What you have to do: Find every line in the records below that contains the word "subtitle", and copy each such line.
::::
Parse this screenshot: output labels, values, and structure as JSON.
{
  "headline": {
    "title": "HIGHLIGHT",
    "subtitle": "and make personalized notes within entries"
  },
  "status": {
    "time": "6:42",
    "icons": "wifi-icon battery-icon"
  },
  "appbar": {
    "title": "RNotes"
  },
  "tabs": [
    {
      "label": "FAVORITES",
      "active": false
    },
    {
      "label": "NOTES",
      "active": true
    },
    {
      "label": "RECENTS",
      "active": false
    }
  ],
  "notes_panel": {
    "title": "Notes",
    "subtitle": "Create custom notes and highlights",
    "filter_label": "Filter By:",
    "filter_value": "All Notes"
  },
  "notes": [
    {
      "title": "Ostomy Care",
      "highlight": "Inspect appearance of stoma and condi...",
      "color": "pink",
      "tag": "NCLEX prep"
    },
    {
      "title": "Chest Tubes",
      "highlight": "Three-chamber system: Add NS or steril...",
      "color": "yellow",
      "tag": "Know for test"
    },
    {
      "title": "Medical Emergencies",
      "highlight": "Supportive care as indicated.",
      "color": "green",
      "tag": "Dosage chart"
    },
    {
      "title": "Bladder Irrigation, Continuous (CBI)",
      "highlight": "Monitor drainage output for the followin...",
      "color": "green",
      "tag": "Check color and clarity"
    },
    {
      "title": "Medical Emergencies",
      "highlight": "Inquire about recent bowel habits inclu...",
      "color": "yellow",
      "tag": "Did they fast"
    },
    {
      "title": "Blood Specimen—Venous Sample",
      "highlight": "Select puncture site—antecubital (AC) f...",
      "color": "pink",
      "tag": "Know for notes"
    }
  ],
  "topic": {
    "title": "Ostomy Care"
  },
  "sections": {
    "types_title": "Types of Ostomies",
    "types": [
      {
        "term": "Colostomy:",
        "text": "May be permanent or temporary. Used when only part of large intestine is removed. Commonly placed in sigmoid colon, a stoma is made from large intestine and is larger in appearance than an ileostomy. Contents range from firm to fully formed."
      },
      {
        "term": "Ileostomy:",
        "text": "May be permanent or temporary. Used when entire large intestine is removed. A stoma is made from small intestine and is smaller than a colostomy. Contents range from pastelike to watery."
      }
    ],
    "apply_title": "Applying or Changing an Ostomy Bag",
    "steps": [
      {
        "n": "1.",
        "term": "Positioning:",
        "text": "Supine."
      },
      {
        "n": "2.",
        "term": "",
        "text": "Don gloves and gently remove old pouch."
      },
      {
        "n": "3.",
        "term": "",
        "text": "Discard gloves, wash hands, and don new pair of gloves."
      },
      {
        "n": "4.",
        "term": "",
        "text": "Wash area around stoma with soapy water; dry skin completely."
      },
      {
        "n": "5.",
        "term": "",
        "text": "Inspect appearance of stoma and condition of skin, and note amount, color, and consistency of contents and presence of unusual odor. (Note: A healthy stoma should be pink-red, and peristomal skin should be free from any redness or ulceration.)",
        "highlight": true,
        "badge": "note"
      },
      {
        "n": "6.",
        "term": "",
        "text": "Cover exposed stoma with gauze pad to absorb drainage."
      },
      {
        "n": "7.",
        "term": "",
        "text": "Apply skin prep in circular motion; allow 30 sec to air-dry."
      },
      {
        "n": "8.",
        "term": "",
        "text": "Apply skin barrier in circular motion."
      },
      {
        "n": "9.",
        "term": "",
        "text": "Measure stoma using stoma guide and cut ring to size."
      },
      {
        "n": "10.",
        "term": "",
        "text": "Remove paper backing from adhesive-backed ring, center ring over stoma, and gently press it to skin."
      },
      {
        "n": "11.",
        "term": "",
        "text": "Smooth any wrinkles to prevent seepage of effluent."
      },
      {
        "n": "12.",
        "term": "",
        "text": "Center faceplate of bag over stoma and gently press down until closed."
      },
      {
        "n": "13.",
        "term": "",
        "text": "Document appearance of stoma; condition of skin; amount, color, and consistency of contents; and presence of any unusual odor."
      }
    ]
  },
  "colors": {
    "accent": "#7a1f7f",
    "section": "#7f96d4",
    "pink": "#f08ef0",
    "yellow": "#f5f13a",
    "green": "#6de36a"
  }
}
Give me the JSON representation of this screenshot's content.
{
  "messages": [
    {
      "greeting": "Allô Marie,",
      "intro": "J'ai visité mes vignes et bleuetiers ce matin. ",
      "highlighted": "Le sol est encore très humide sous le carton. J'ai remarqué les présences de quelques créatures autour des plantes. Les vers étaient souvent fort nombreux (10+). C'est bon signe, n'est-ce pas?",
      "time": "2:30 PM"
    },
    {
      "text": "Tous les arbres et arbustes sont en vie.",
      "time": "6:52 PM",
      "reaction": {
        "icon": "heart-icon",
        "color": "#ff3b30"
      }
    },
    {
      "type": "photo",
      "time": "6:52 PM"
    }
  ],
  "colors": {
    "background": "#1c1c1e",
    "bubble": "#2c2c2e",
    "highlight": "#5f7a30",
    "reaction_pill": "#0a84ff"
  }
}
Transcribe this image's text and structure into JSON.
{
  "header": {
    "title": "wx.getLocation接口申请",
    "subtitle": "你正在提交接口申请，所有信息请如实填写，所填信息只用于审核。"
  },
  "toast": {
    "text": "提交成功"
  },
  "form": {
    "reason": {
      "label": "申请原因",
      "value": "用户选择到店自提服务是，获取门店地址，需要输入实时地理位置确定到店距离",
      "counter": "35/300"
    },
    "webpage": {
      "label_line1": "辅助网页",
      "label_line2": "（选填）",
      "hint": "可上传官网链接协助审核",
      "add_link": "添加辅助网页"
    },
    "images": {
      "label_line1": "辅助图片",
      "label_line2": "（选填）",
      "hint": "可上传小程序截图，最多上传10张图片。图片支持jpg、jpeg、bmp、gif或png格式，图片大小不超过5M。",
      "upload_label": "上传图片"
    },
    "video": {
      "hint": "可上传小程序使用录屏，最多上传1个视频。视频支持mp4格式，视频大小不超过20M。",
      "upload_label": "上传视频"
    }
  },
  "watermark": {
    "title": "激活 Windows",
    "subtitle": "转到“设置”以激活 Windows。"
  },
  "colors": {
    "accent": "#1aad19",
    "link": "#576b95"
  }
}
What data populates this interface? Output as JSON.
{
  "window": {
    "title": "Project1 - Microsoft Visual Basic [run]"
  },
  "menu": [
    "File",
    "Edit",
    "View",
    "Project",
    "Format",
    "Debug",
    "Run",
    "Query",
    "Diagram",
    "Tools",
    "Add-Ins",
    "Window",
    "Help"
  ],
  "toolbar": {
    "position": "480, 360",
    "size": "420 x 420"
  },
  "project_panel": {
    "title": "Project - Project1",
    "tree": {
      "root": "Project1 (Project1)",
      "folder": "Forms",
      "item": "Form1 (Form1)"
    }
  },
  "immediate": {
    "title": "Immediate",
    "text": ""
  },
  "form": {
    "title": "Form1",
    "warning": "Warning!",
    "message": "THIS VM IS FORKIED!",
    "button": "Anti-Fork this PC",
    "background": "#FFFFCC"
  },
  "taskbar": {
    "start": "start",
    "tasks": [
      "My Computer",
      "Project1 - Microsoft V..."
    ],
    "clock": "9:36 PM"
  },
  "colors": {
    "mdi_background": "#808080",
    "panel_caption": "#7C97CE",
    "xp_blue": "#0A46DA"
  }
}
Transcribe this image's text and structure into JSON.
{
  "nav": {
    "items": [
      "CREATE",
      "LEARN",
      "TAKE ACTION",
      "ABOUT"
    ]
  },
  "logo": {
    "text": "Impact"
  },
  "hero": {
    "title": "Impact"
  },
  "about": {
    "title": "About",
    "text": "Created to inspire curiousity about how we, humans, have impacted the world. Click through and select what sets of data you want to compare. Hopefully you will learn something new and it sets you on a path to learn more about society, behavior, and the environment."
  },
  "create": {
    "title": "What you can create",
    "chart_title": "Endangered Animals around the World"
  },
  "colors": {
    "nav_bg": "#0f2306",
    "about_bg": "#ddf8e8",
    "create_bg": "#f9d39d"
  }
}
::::
Exercise answer:
    "subtitle": "and make personalized notes within entries"
    "subtitle": "Create custom notes and highlights",
    "subtitle": "你正在提交接口申请，所有信息请如实填写，所填信息只用于审核。"
    "subtitle": "转到“设置”以激活 Windows。"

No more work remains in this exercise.